Moment #557. Chinese (Hong Kong) at restaurant. Wed, Apr 19, 2006.
04/19/2006. I dropped off a book for someone at the chapel and on the way home stopped for supper at a Chinese restaurant on West XX street that I hadn't been to before. It had the standard backlit pictures and the menus that look like they were printed at the same printer as most other Chinese restaurants. The place was clean, but somehow things just weren't organized or laid out like other restaurants. I later found a clue as to why that may have been.
The female-half of the couple running the place took my order at the counter. I ordered my standard Moo Goo Gai Pan and a soft drink.
Within a reasonable amount of time, the male-half of the couple brought my tray out to my table, but was very quick and efficient, and I couldn't tell if he noticed the bilingual New Testament or the two kinds of Chinese Books of Mormon on the table.
My meal was also slightly non-standard, not bad, just different. The major ingredients were there, but the flavoring was different. The fried rice was brown instead of the normal yellow. The vegetables, including the mushrooms, in the Moo Goo Gai Pan were fresh, which is good. But the sauce wasn't the standard taste that I usually find at these cookie-cutter type restaurants.
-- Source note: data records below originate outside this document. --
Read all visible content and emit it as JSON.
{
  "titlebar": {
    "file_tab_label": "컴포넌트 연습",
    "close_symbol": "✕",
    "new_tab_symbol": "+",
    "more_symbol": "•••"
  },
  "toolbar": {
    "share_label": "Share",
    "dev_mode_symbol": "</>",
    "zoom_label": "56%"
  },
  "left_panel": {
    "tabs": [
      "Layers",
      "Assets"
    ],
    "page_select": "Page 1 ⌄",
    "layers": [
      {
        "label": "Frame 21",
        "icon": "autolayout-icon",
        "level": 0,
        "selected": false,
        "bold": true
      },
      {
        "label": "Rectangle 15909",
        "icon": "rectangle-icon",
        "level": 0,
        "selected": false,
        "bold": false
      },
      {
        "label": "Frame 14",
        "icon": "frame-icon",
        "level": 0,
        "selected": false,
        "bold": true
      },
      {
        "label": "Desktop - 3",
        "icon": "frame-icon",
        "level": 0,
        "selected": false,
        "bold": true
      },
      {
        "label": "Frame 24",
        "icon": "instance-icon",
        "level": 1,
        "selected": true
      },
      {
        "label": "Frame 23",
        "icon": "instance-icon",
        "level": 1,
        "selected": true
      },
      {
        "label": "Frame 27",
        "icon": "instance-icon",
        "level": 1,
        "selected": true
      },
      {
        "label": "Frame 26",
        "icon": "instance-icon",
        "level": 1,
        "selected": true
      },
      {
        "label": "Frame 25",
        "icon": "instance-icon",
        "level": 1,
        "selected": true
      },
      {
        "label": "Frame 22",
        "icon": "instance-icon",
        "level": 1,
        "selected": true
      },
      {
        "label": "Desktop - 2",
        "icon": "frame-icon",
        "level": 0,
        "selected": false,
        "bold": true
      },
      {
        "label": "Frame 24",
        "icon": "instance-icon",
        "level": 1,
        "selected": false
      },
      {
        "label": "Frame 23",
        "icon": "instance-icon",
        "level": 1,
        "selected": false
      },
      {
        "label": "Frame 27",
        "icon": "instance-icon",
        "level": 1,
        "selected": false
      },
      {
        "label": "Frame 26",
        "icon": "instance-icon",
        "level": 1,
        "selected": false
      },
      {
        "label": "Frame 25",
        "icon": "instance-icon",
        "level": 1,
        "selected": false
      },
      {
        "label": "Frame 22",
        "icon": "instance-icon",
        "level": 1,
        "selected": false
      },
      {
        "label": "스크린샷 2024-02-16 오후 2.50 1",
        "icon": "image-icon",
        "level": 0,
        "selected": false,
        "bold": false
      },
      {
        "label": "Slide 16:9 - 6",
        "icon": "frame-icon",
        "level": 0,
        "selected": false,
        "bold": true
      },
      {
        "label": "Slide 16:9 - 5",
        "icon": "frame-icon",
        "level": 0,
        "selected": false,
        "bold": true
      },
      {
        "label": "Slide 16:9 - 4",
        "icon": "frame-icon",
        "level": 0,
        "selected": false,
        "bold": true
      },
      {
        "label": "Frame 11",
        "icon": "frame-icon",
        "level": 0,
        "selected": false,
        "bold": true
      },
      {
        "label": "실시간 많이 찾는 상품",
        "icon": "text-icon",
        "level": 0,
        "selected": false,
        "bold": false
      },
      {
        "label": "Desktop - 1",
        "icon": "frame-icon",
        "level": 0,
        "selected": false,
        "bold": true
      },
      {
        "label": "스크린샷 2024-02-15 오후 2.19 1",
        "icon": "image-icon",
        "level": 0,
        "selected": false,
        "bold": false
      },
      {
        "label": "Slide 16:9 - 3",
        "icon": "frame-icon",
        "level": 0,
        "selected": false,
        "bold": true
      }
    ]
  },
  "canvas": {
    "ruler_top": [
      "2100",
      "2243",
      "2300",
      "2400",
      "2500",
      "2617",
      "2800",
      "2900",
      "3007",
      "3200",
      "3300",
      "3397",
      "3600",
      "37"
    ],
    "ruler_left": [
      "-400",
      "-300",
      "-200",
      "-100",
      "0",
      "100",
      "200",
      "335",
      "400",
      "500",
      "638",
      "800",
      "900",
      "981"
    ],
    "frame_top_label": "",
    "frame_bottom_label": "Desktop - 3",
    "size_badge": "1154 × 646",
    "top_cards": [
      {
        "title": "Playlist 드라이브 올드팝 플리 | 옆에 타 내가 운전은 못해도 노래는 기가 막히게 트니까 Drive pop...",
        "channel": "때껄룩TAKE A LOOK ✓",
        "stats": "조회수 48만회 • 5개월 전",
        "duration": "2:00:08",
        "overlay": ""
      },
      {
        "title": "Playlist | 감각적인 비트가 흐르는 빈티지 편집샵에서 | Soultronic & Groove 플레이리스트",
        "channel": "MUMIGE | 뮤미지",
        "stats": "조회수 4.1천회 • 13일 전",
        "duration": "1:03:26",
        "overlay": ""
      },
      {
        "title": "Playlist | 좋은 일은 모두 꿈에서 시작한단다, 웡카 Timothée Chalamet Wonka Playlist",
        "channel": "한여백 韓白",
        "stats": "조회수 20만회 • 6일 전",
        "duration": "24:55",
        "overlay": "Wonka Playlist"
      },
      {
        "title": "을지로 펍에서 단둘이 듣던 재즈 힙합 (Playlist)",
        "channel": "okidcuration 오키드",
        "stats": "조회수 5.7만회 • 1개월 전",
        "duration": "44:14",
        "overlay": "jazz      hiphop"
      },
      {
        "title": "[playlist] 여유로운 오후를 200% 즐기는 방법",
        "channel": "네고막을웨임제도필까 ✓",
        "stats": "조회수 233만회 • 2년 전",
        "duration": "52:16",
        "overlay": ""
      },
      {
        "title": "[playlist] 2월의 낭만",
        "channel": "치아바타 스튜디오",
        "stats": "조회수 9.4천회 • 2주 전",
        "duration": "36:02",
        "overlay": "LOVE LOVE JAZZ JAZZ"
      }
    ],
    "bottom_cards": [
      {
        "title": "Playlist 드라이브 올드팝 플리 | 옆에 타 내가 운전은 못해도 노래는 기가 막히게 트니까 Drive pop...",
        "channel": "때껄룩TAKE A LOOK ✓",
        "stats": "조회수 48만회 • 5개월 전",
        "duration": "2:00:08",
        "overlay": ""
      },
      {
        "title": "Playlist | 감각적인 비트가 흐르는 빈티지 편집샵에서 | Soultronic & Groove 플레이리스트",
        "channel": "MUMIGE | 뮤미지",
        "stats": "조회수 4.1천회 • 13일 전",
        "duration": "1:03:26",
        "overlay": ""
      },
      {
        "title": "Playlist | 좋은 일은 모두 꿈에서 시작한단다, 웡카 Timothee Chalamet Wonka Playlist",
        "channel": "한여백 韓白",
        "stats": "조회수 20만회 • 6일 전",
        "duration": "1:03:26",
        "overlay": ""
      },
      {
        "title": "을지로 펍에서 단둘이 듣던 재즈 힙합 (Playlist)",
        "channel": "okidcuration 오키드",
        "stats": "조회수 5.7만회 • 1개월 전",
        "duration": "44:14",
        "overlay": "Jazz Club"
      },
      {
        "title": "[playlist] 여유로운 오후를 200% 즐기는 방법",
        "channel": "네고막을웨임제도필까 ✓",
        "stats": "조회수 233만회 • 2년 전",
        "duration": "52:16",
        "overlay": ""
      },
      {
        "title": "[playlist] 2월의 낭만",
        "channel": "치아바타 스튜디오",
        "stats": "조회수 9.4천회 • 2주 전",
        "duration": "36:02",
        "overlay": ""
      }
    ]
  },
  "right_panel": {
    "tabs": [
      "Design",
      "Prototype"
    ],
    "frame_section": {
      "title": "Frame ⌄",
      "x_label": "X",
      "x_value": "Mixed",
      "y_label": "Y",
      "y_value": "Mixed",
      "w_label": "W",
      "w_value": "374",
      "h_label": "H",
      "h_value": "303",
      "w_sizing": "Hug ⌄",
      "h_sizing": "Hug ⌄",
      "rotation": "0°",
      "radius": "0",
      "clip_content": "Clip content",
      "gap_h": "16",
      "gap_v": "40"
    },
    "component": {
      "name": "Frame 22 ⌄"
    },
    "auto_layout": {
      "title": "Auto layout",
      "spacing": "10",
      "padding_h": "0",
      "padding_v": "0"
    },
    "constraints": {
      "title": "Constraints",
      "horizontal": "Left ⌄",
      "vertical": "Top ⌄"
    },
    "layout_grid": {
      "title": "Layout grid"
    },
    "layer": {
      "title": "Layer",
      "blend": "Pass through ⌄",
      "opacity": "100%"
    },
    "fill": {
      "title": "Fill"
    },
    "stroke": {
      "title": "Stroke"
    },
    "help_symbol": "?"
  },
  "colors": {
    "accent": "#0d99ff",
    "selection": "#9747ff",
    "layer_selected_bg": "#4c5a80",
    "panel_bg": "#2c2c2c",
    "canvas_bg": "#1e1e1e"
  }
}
After I finished eating, I approached the counter, with my four books (Chinese/English bilingual paperback New Testament in Traditional Script, Simplified Script Chinese Book of Mormon, Traditional Script Chinese Book of Mormon, and English Book of Mormon) and asked the man if they were from China or Hong Kong. He said Hong Kong. I presented the bilingual New Testament first. People from Hong Kong usually speak Cantonese (as opposed to Mandarin), so I asked and he confirmed. Hong Kong also uses the Traditional Script, like Taiwan. Mainland China uses the Simplified Script. I also presented the Traditional Script Book of Mormon. By this time his wife came up front, and then I presented the English Book of Mormon. I also gave them a copy of the DVD Together Forever because it has a Cantonese audio track on it.
Three books and a DVD may be overload, but at least something might stick. I've decided to offer the bilingual Chinese/English New Testament because of the reasons expressed in previous blog posts. And the DVD is there in case they are just too busy to read.
Them being from Hong Kong instead of China might explain the different flavoring of the food. And if they weren't trained in Chinese-American restaurant operation by their family as opposed to just going it on their own, that might explain why the feel of the restaurant is different from the many restaurants owned by people from Mainland China.